* [PROMPT]
Reproduce the data in full, exactly as given, leaving images out.

Page and application data records
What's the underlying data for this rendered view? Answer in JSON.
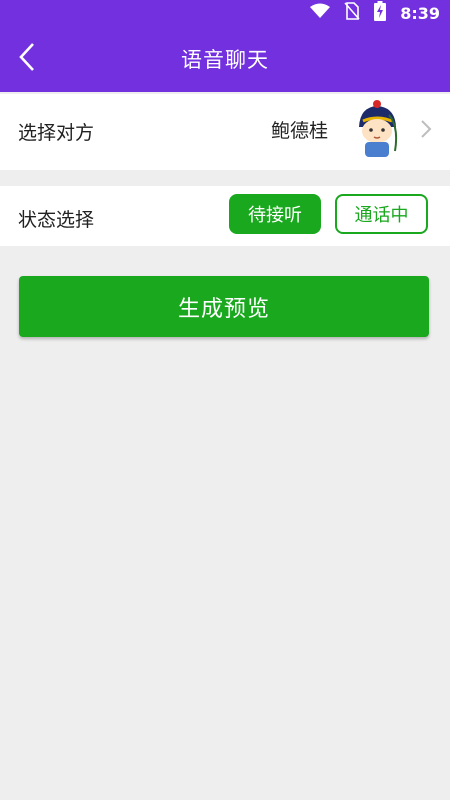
{
  "status_bar": {
    "time": "8:39",
    "icons": [
      "wifi-icon",
      "no-sim-icon",
      "battery-charging-icon"
    ]
  },
  "header": {
    "title": "语音聊天",
    "back_icon": "chevron-left-icon"
  },
  "peer_row": {
    "label": "选择对方",
    "name": "鲍德桂",
    "avatar_icon": "cartoon-official-avatar",
    "chevron_icon": "chevron-right-icon"
  },
  "state_row": {
    "label": "状态选择",
    "options": [
      "待接听",
      "通话中"
    ],
    "selected": "待接听"
  },
  "preview_button": {
    "label": "生成预览"
  },
  "colors": {
    "header_bg": "#7230de",
    "accent_green": "#19a81e",
    "page_bg": "#eeeeee"
  }
}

* [EXERCISE SOLUTION]
What's the underlying data for this rendered view? Answer in JSON.
{
  "status_bar": {
    "time": "8:39",
    "icons": [
      "wifi-icon",
      "no-sim-icon",
      "battery-charging-icon"
    ]
  },
  "header": {
    "title": "语音聊天",
    "back_icon": "chevron-left-icon"
  },
  "peer_row": {
    "label": "选择对方",
    "name": "鲍德桂",
    "avatar_icon": "cartoon-official-avatar",
    "chevron_icon": "chevron-right-icon"
  },
  "state_row": {
    "label": "状态选择",
    "options": [
      "待接听",
      "通话中"
    ],
    "selected": "待接听"
  },
  "preview_button": {
    "label": "生成预览"
  },
  "colors": {
    "header_bg": "#7230de",
    "accent_green": "#19a81e",
    "page_bg": "#eeeeee"
  }
}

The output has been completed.